Directions:
Would you please copy all of the data exactly, skipping the images?

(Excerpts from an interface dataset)
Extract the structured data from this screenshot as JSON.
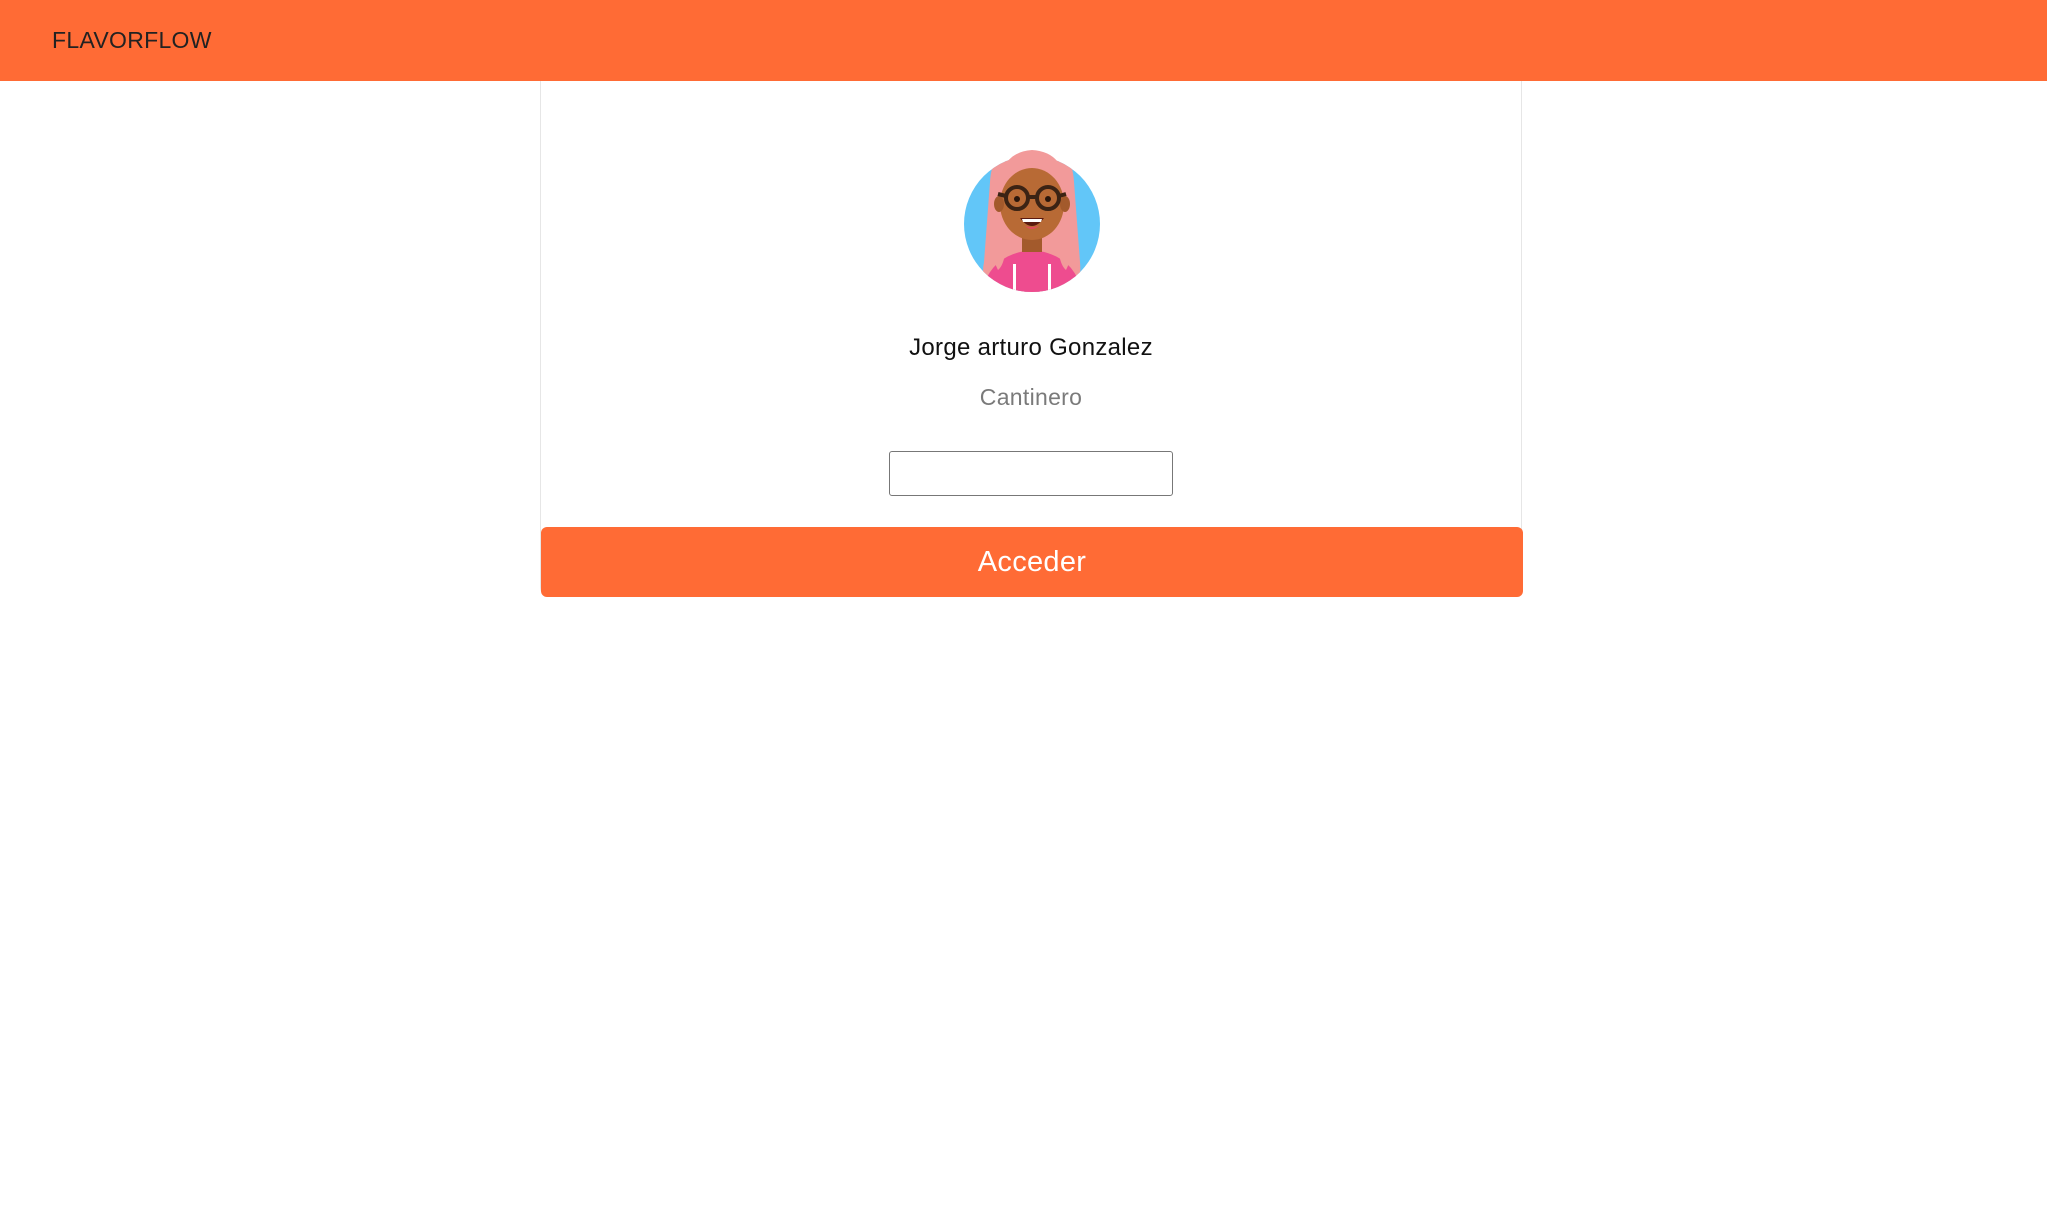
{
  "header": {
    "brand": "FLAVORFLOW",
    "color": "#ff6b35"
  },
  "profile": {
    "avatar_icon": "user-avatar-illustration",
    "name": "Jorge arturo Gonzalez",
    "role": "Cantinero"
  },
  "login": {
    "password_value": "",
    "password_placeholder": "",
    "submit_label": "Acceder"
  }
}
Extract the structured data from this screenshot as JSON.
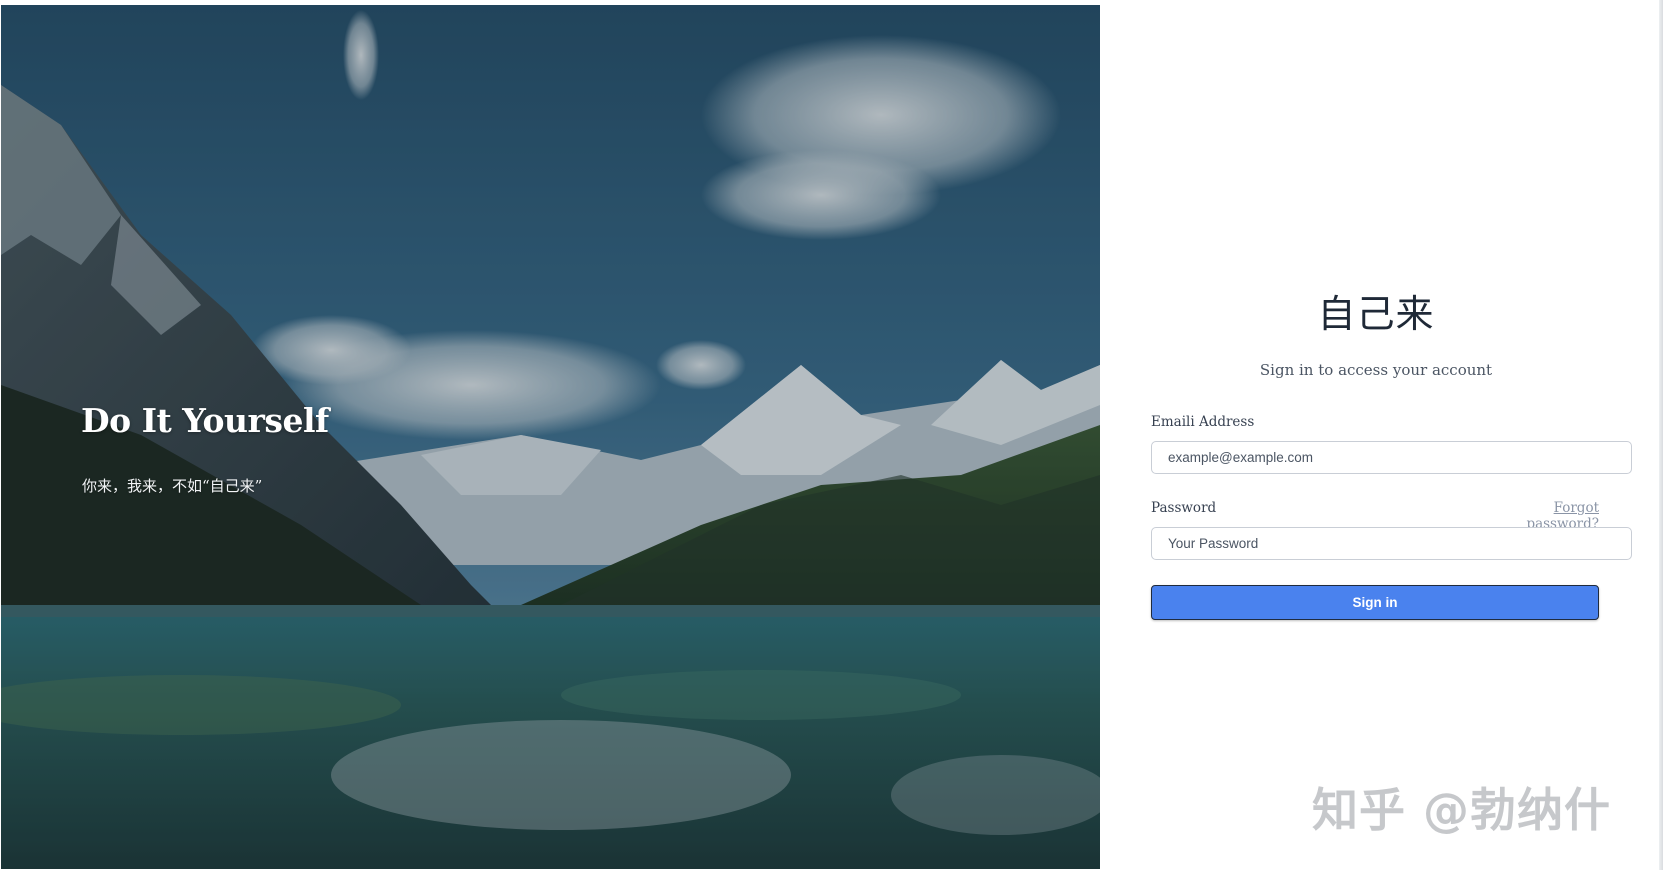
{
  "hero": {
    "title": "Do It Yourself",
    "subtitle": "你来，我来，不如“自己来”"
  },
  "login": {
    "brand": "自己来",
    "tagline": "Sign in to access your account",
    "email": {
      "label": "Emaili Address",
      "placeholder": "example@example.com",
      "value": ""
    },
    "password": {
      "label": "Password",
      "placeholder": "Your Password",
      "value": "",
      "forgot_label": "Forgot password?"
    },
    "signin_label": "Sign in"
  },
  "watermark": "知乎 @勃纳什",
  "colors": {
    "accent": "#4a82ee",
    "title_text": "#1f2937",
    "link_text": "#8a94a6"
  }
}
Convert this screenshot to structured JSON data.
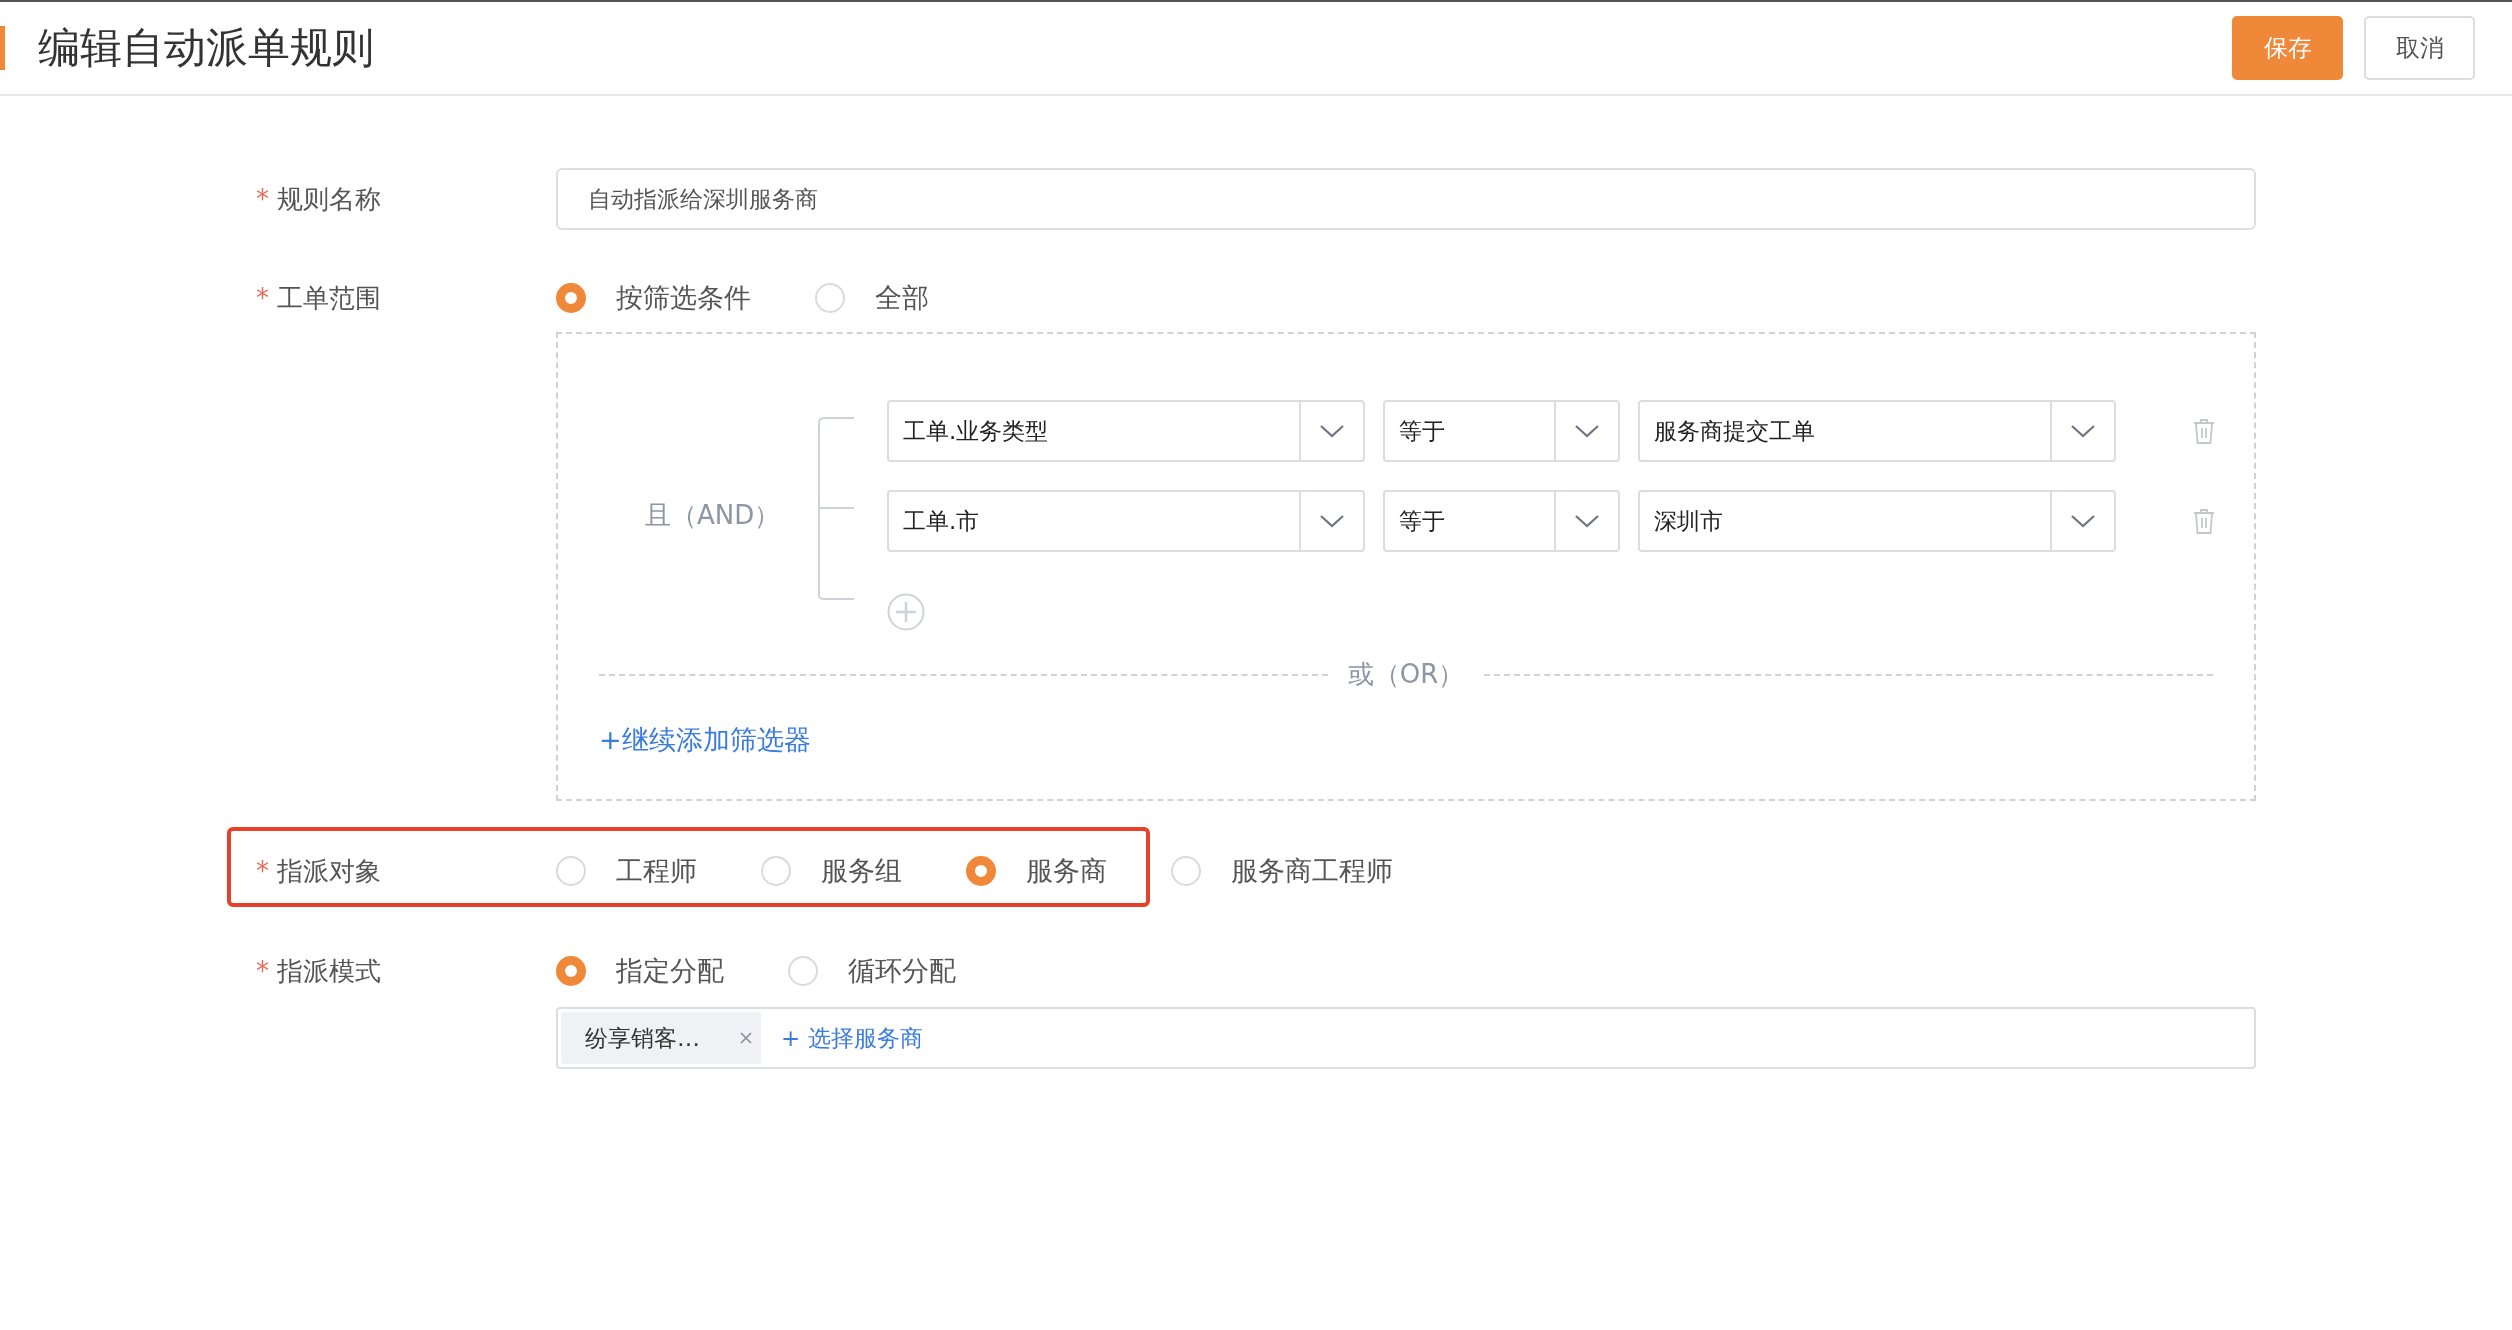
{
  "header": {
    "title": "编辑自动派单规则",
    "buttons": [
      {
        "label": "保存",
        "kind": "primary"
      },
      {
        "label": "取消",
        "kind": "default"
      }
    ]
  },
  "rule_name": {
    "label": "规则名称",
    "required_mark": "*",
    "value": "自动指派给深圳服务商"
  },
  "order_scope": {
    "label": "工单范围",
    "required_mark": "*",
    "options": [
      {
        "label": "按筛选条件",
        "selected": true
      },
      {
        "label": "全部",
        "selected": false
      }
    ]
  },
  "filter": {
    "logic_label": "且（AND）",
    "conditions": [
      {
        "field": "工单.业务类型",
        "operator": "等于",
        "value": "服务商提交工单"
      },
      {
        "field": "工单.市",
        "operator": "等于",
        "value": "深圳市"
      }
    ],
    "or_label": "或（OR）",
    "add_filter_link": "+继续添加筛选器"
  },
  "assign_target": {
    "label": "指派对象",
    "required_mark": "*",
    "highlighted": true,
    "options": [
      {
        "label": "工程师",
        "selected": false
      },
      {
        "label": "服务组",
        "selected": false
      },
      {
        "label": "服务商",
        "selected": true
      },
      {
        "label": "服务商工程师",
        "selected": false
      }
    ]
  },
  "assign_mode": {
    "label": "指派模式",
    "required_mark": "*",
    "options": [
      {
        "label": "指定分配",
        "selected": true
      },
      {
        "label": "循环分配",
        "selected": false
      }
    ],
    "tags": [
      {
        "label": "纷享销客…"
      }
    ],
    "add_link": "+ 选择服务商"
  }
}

Answer to the problem:
Extract the structured data from this screenshot as JSON.
{
  "header": {
    "brand": "FLAVORFLOW",
    "color": "#ff6b35"
  },
  "profile": {
    "avatar_icon": "user-avatar-illustration",
    "name": "Jorge arturo Gonzalez",
    "role": "Cantinero"
  },
  "login": {
    "password_value": "",
    "password_placeholder": "",
    "submit_label": "Acceder"
  }
}
Extract the structured data from this screenshot as JSON.
{
  "hero": {
    "title": "Do It Yourself",
    "subtitle": "你来，我来，不如“自己来”"
  },
  "login": {
    "brand": "自己来",
    "tagline": "Sign in to access your account",
    "email": {
      "label": "Emaili Address",
      "placeholder": "example@example.com",
      "value": ""
    },
    "password": {
      "label": "Password",
      "placeholder": "Your Password",
      "value": "",
      "forgot_label": "Forgot password?"
    },
    "signin_label": "Sign in"
  },
  "watermark": "知乎 @勃纳什",
  "colors": {
    "accent": "#4a82ee",
    "title_text": "#1f2937",
    "link_text": "#8a94a6"
  }
}
Convert this screenshot to structured JSON data.
{
  "header": {
    "title": "编辑自动派单规则",
    "buttons": [
      {
        "label": "保存",
        "kind": "primary"
      },
      {
        "label": "取消",
        "kind": "default"
      }
    ]
  },
  "rule_name": {
    "label": "规则名称",
    "required_mark": "*",
    "value": "自动指派给深圳服务商"
  },
  "order_scope": {
    "label": "工单范围",
    "required_mark": "*",
    "options": [
      {
        "label": "按筛选条件",
        "selected": true
      },
      {
        "label": "全部",
        "selected": false
      }
    ]
  },
  "filter": {
    "logic_label": "且（AND）",
    "conditions": [
      {
        "field": "工单.业务类型",
        "operator": "等于",
        "value": "服务商提交工单"
      },
      {
        "field": "工单.市",
        "operator": "等于",
        "value": "深圳市"
      }
    ],
    "or_label": "或（OR）",
    "add_filter_link": "+继续添加筛选器"
  },
  "assign_target": {
    "label": "指派对象",
    "required_mark": "*",
    "highlighted": true,
    "options": [
      {
        "label": "工程师",
        "selected": false
      },
      {
        "label": "服务组",
        "selected": false
      },
      {
        "label": "服务商",
        "selected": true
      },
      {
        "label": "服务商工程师",
        "selected": false
      }
    ]
  },
  "assign_mode": {
    "label": "指派模式",
    "required_mark": "*",
    "options": [
      {
        "label": "指定分配",
        "selected": true
      },
      {
        "label": "循环分配",
        "selected": false
      }
    ],
    "tags": [
      {
        "label": "纷享销客…"
      }
    ],
    "add_link": "+ 选择服务商"
  }
}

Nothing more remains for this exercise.